We will continue – like Estonian farmers – to follow the rules. However, institutions that allow individual members to violate the rules cannot be upheld in the long term. I am an eternal EU optimist, but I am really disappointed. I see a serious populism problem in Northern Europe. This is not right-wing populism but protestant populism. Why did Luther, Calvin or Hus become popular? Because there was widespread disgust among the people about the fact that Rome broke all the rules.
Are you suggesting that a strong political power could emerge?
We have seen it in Finland. The second strongest party is – with a few exceptions – not racist and not against immigrants. The “True Finns” became popular, because many people did not understand why they should support countries that do not follow the rules.
Will the “True Estonians” soon compete in your country’s elections?
Our parliament is very pro-Europe. 75 percent of the members of parliament voted for the euro rescue umbrella. 75 percent of the people are against it. Do not forget that Estonia is poorer than the country we are supporting financially.
The Estonian average income is approx. 800 euros.
That is less than the minimum salary in Greece.
Could the euro crisis lead to the disintegration of the EU?
I do not see this danger. I also do not see the expulsion of one or two member states as an alternative. As Joschka Fischer said, a multiple geometry of the EU will develop, with different degrees of integration.
How is the relationship with your big neighbour Russia?
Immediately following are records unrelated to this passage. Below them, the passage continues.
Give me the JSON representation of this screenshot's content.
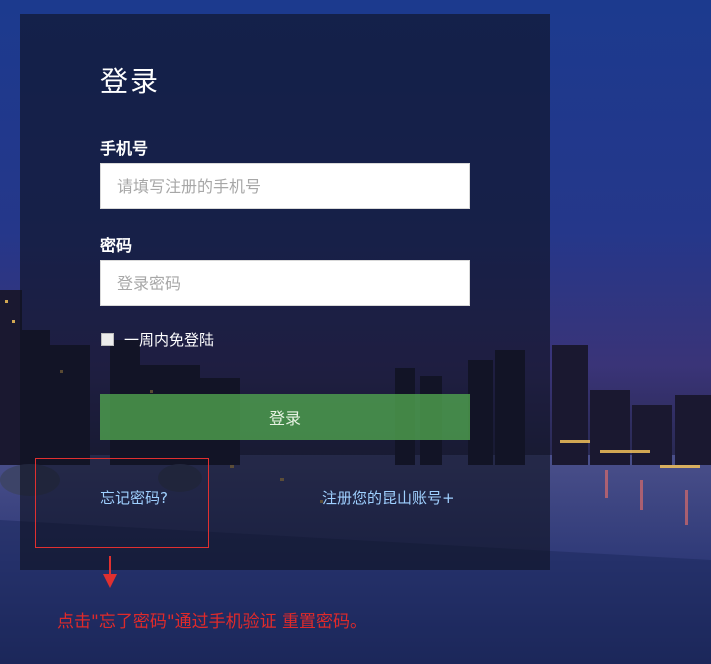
{
  "login": {
    "title": "登录",
    "phone_label": "手机号",
    "phone_placeholder": "请填写注册的手机号",
    "password_label": "密码",
    "password_placeholder": "登录密码",
    "remember_label": "一周内免登陆",
    "submit_label": "登录",
    "forgot_link": "忘记密码?",
    "register_link": "注册您的昆山账号+"
  },
  "annotation": {
    "text": "点击\"忘了密码\"通过手机验证 重置密码。",
    "color": "#e02a2a"
  },
  "colors": {
    "button_green": "#4ea04e",
    "link_blue": "#9fd0ff",
    "panel": "#0e1220"
  }
}
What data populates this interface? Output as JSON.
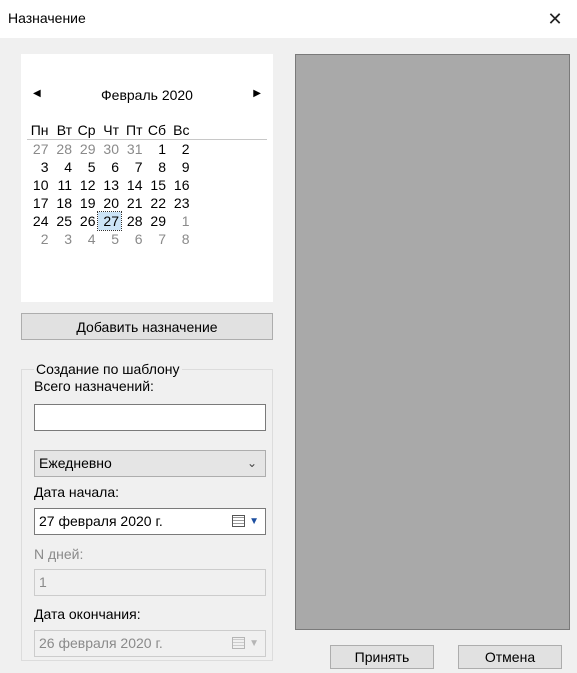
{
  "window": {
    "title": "Назначение",
    "close_symbol": "✕"
  },
  "calendar": {
    "month_label": "Февраль 2020",
    "prev_symbol": "◀",
    "next_symbol": "▶",
    "weekdays": [
      "Пн",
      "Вт",
      "Ср",
      "Чт",
      "Пт",
      "Сб",
      "Вс"
    ],
    "weeks": [
      [
        "27",
        "28",
        "29",
        "30",
        "31",
        "1",
        "2"
      ],
      [
        "3",
        "4",
        "5",
        "6",
        "7",
        "8",
        "9"
      ],
      [
        "10",
        "11",
        "12",
        "13",
        "14",
        "15",
        "16"
      ],
      [
        "17",
        "18",
        "19",
        "20",
        "21",
        "22",
        "23"
      ],
      [
        "24",
        "25",
        "26",
        "27",
        "28",
        "29",
        "1"
      ],
      [
        "2",
        "3",
        "4",
        "5",
        "6",
        "7",
        "8"
      ]
    ],
    "selected_day": "27"
  },
  "actions": {
    "add_label": "Добавить назначение"
  },
  "template_group": {
    "legend": "Создание по шаблону",
    "total_label": "Всего назначений:",
    "total_value": "",
    "frequency_value": "Ежедневно",
    "start_label": "Дата начала:",
    "start_value": "27 февраля  2020 г.",
    "ndays_label": "N дней:",
    "ndays_value": "1",
    "end_label": "Дата окончания:",
    "end_value": "26 февраля  2020 г."
  },
  "footer": {
    "accept_label": "Принять",
    "cancel_label": "Отмена"
  }
}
ÂÂ Our priorities are with Europe and the US – with Russia we have a relationship of friendly indifference. No power from the outside will convince this country to uphold laws and to hold democratic elections. The Russians must do it themselves. We wish them good luck.
Original article here.